Three weeks into my job, another candidate was taken on to fill the same duties towards what immediately struck me as eventual permanence at a lower salary than if they had decided to sponsor me. Colleagues delighted in this set-up for rivalry. By the end of my tenure I was itching to depart, the daily six-hour round trip commute only got longer as we nudged sub-zero temperatures, and constant delays caused by flooding and regular suicides on the railway tracks. The only things that got me through those months were my persistence and positivity.
Is Britain unprepared for a diverse workforce? Britain is a tiny country that cannot sustain its own recession, but Norway is not bigger than Britain, and yet offers more diversity in the workplace and by about 2050 about half its population will be taxpaying migrants/immigrants. If UK businesses do not take initiative to look outwards, the government will not make it its business. UK’s businesses are built around individuals whose mindsets and openness towards skilled migrants will only determine how dynamic or multicultural the UK workplace actually is.
Going by the passionate words of London Mayor Boris Johnson or Scottish Cabinet Secretary of Education Mike Russell, one would be inclined to believe that UK desires foreign students and flexible work rules for non-EEA migrants. But if the UK is actually serious about increasing its intake of foreign students and not losing out to Canada or Australia — destinations with an edge of more flexi work rules, then I can propose the following two ways in which to rectify the current situation:
- Increase the extent of student visas issued to migrant labour, to offer time for job search (My American fellow students enjoyed a longer term visa than myself).
- Allow non-EEA students who have graduated from the UK to apply for a tier 2 visa even after they return to their home country without complications. Let there be some incentive to studying in the UK.
When skilled foreign graduates from UK universities are not viewed with the same professional parity as Europeans or migrants from other privileged economies in the Great British workplace, it signals both mistrust and xenophobia. In a world where everyone is looking for collaborations and looking outwards, it is a pity that the UK is not encouraging of foreign workers and ensuring a dynamic or diverse workplace.

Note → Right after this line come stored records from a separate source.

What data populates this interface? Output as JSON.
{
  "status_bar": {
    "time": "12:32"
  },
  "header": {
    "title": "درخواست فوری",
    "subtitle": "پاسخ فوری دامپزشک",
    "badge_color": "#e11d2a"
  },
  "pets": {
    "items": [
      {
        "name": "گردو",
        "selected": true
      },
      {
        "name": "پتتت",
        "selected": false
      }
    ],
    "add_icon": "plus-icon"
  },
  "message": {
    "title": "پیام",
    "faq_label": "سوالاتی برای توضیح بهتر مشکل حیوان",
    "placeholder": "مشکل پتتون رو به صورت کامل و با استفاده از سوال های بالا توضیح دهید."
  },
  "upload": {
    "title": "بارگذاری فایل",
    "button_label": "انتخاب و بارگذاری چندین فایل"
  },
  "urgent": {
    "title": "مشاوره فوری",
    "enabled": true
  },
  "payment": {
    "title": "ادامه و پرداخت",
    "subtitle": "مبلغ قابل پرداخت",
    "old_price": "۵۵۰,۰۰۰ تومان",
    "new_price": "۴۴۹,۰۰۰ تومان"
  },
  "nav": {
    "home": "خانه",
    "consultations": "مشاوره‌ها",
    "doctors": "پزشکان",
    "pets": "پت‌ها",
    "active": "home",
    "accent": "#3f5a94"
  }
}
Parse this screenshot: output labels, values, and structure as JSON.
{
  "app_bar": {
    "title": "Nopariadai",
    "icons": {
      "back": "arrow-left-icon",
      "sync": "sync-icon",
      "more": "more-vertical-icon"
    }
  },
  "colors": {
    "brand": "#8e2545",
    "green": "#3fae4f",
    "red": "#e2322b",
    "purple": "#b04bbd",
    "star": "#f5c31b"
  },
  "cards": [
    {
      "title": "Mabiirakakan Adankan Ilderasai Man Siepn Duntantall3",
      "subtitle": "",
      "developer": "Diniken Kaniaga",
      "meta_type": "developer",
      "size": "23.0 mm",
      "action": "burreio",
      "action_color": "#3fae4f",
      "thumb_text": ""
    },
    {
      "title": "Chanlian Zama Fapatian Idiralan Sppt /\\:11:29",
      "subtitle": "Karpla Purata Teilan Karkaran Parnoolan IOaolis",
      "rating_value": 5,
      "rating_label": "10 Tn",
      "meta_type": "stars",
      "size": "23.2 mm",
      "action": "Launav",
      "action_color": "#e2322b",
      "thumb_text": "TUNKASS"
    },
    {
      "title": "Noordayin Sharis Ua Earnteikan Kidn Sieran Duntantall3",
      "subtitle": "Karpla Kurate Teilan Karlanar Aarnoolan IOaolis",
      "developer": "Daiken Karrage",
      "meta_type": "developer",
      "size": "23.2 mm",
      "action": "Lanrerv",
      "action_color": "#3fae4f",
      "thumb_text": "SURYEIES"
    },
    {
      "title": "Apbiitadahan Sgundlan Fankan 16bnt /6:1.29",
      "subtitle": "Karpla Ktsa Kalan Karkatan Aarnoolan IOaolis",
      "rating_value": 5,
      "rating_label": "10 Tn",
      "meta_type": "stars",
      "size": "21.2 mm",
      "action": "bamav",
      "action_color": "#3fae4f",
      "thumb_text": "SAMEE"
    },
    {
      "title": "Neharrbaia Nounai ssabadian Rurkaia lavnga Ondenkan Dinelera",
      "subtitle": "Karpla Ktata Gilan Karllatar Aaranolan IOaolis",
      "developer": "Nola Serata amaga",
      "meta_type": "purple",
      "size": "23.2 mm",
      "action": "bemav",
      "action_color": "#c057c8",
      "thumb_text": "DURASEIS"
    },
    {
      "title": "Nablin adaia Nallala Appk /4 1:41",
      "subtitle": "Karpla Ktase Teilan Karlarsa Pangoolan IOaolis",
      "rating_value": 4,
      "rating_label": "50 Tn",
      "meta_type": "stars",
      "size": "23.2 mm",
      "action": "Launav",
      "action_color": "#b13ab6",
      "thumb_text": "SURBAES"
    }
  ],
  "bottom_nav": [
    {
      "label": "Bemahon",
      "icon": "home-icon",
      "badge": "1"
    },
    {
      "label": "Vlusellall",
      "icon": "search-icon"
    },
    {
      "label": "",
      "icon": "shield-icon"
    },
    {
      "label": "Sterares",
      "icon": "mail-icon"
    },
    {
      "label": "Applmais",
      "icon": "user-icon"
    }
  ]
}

Arundati Dandapani is very shortly returning to India after completing her Masters at the University of Stirling, UK. email@example.com